It’s the thing I love most about his wonderful scores and with Empire, Williams really knocked it out the park, using both grand statements like the fun Imperial March he also introduces in the opening frame and very subtle moments like Luke’s theme here.

The life lesson I got from these two impressions (though, unlike others I’ll reveal in this series, I didn’t “get” this immediately) is this: The little things that seem relatively insignificant have a greater power than you may recognize at the moment. This is particularly true in art, which is one of my life-long passions.

Depending on how the birthday celebrations go today, I may actually do the next part of this series tonight!

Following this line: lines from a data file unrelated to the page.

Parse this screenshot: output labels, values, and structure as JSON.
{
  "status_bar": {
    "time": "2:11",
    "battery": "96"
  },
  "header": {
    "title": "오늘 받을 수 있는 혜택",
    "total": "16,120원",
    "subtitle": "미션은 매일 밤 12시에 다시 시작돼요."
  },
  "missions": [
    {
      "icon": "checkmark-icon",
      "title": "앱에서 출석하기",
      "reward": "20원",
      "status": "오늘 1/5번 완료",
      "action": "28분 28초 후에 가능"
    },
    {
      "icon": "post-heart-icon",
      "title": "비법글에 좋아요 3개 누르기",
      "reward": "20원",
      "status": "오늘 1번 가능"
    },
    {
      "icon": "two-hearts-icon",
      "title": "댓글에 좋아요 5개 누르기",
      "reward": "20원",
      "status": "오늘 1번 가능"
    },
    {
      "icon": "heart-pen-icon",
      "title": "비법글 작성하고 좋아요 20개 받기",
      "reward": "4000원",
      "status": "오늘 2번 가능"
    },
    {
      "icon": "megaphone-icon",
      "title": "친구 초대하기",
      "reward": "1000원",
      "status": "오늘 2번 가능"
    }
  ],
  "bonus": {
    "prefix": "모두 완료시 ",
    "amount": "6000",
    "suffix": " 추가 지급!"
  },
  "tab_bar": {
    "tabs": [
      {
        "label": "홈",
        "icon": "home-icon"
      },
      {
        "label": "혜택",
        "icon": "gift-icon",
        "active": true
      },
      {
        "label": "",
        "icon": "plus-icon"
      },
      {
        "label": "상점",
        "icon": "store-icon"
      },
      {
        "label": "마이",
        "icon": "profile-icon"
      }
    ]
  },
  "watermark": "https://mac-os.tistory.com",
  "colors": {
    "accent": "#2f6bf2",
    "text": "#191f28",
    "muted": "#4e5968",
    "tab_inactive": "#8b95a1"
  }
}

In any case, I want to cover the film up through the entire Hoth act. Don’t worry; I’m not going to bore you with a frame-by-frame analysis of the film.

(Though I could. And would have a blast doing it. 😀 )

Instead, I plan to write about how the nine-year-old Khari was impacted for life by:

  • The titanic Hoth battle
  • The asteroid chase and Han Solo
  • Yoda
  • Cloud City and Lando Calrissian
  • The clash between Luke Skywalker and Darth Vader

Hope you’ll stick with me. Drop me a line with your own recollections as I go!

The sad truth is that while I steadfastly maintain my claim from this series’ intro, The Empire Strikes Back is still an incomplete movie. That is to say, its effect would likely be entirely lost on me without its predecessor, the original Star Wars.

Star Wars was all THE rage on the schoolyard in the fall of 1977…and 1978. And yet I hadn’t seen it. The school I attended (a free-spirited private school that my parents hoped wouldn’t stifle my creative nature like my first-grade public school experience had threatened to) had the Marvel Comic edition collecting the first five issues that I read cover-to-cover over and over again.

Star Wars and comics. Two great tastes that went great together.

I don’t believe my little brother and I saw Star Wars until either the very end of its theatrical run (when it reached the cheap seats theaters) or during its re-release (there WAS one of those, right?) in 1979.

(In fact, I wonder if it was the latter, which made me aware that a sequel was even coming. I just don’t recall anymore.)

A classic fantasy of good triumphing over evil in science fiction clothing, Star Wars fascinated and thrilled like no other movie before — and set me up for the great sucker punches to come in its 1980 followup. (More on that in future installments, of course.)

Here, I also owe a great debt to a fellow summer daycare kid whose name and face are thoroughly lost to me. Although a little bit younger, he’d seen The Empire Strikes Back already while I was waiting for my birthday in late June. I excitedly asked him some pointed questions that absolutely boggle my mind now:

Me (in early June 1980): “Does Luke Skywalker lightsaber-fight Darth Vader?”

Kid: “Yeah, he does.”

Me: “Does he win?”

Kid: “Yeah, he chops his head off!”

Satisified with these spoilers*, the going-on-nine-years-old Khari is ready for the ultimate triumph of the fair-haired good guy over the ultimate black-clad bad guy when he goes to see The Empire Strikes Back a few weeks later.

What a sucker. 🙂

This little episode, and the experience of seeing Star Wars, highlights the first life lesson I learned from The Empire Strikes Back: expectations have a way of coloring and affecting everything we do or experience. But as I intend to point out, this lesson cannot be applied in isolation from the others. Stick with me as I reminisce further in this series.

* Perhaps having seen the original Star Wars with full knowledge of the plot and enjoying it anyway is the reason I pressed for this information. But I’m sure glad that the kid either misremembered or told only half-truth.

It’s The Empire Strikes Back. Hands down.

I know the fact that I saw it when I did, on my 9th birthday, is a key factor in my making that statement. That’s a formative, imprinting period in a boy’s life…after the parents’ major impact in rearing him are done (and my folks did it well) and before the crucible of adolescence and its potent cocktail of hormones are even getting primed and stoked.

It’s when a great — or not-so-great — story can make a difference in a young life. In this case, the story was a great one and the difference was positive.

Come with me down memory lane for the next few weeks as I look back on this seminal film.